Feb 1, 2016 at 5:03PM

Whether we're in the midst of earnings season or riding out the market's lulls, you want to know the best strategies for your money.

And you'll want to go beyond the hype of screaming TV personalities, fear-mongering ads, and "analysis" from people who might have your email address ... but no track record of success.

In short, you want a voice of reason you can count on.

A 2015 Business Insider article titled, "11 websites to bookmark if you want to get rich," rated The Motley Fool as the #1 place online to get smarter about investing.

And one of the easiest, most enjoyable, most valuable ways to get your regular dose of market and money insights is our suite of free podcasts ... what we like to think of as "binge-worthy finance."

Whether you make it part of your daily commute or you save up and listen to a handful of episodes for your 50-mile bike rides or long soaks in a bubble bath (or both!), the podcasts make sense of your money.

And unlike so many who want to make the subjects of personal finance and investing complicated and scary, our podcasts are clear, insightful, and (yes, it's true) fun.

Our free suite of podcasts

Motley Fool Money features a team of our analysts discussing the week's top business and investing stories, interviews, and an inside look at the stocks on our radar. The show is also heard weekly on dozens of radio stations across the country.

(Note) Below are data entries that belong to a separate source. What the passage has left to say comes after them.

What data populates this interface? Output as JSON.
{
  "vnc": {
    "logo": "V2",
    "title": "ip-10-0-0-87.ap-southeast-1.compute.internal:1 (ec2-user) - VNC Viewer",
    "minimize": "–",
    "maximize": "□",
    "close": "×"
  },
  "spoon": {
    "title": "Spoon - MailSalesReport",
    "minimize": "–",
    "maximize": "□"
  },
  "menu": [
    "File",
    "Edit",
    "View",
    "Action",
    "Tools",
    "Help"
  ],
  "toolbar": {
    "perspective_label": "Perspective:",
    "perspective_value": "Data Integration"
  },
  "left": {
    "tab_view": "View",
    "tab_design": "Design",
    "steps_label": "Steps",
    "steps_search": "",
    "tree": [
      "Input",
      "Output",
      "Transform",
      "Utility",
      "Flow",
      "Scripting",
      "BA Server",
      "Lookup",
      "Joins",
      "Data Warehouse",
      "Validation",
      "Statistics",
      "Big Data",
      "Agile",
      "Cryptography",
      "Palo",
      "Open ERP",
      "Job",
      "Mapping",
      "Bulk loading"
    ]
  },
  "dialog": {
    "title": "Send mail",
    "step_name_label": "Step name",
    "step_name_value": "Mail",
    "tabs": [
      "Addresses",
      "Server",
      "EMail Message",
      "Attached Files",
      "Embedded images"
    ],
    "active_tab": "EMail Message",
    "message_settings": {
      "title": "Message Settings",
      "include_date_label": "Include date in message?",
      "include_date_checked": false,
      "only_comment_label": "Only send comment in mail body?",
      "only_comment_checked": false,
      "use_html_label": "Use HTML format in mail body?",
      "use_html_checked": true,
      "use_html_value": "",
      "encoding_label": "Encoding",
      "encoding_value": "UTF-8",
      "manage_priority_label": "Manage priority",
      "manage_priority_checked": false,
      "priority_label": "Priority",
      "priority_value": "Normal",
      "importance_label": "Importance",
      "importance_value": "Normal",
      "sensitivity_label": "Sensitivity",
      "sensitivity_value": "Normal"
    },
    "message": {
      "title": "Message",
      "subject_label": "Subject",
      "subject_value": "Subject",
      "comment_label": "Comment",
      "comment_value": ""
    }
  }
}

The hosts of Motley Fool Answers challenge the conventional wisdom on life's biggest financial issues to reveal what you really need to know to make smart money moves.

David Gardner, co-founder of The Motley Fool, is among the most respected and trusted sources on investing. And he's the host of Rule Breaker Investing, in which he shares his insights into today's most innovative and disruptive companies ... and how to profit from them.

Market Foolery is our daily look at stocks in the news, as well as the top business and investing stories.

And Industry Focus offers a deeper dive into a specific industry and the stories making headlines. Healthcare, technology, energy, consumer goods, and other industries take turns in the spotlight.

They're all informative, entertaining, and eminently listenable. Rule Breaker Investing and Answers are timeless, so it's worth going back to and listening from the very start; the other three are focused more on today's events, so listen to the most recent first.

All are available for free at

If you're looking for a friendly voice ... with great advice on how to make the most of your money ... from a business with a lengthy track record of success ... in clear, compelling language ... I encourage you to give a listen to our free podcasts.

Head to, give them a spin, and you can subscribe there (at iTunes, Stitcher, or our other partners) if you want to receive them regularly.

It's money to your ears.


Compare Brokers